### Aim of the task
Check every line of the material below, and show those that contain "date".
━━━━━━━━━━━━━━━━━━━━━━━━━━━━━━
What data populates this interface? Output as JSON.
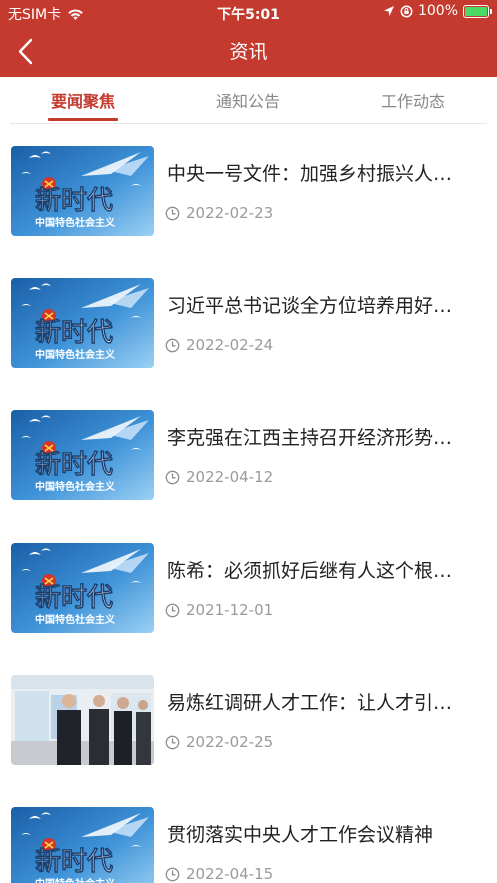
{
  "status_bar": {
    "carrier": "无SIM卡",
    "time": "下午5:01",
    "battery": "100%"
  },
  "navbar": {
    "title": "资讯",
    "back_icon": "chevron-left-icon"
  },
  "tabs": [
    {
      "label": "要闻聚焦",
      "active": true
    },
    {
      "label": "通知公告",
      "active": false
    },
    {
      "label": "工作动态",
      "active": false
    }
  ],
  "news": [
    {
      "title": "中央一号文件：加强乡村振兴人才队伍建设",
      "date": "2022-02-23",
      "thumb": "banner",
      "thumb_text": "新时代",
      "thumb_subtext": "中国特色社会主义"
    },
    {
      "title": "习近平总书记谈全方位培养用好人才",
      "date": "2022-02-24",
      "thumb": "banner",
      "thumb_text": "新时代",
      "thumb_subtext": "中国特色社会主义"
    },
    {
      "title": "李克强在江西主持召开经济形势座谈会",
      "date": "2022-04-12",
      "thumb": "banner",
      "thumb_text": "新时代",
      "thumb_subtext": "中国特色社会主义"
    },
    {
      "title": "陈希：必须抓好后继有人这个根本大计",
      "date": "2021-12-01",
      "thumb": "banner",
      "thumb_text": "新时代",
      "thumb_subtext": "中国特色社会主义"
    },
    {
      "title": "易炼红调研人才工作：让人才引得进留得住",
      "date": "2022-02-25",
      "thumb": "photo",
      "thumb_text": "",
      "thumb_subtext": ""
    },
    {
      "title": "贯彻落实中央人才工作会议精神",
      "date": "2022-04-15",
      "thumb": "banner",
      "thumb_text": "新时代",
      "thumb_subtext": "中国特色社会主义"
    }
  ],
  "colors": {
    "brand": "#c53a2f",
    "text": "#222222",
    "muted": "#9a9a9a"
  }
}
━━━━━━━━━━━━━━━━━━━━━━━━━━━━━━
### Task result
      "date": "2022-02-23",
      "date": "2022-02-24",
      "date": "2022-04-12",
      "date": "2021-12-01",
      "date": "2022-02-25",
      "date": "2022-04-15",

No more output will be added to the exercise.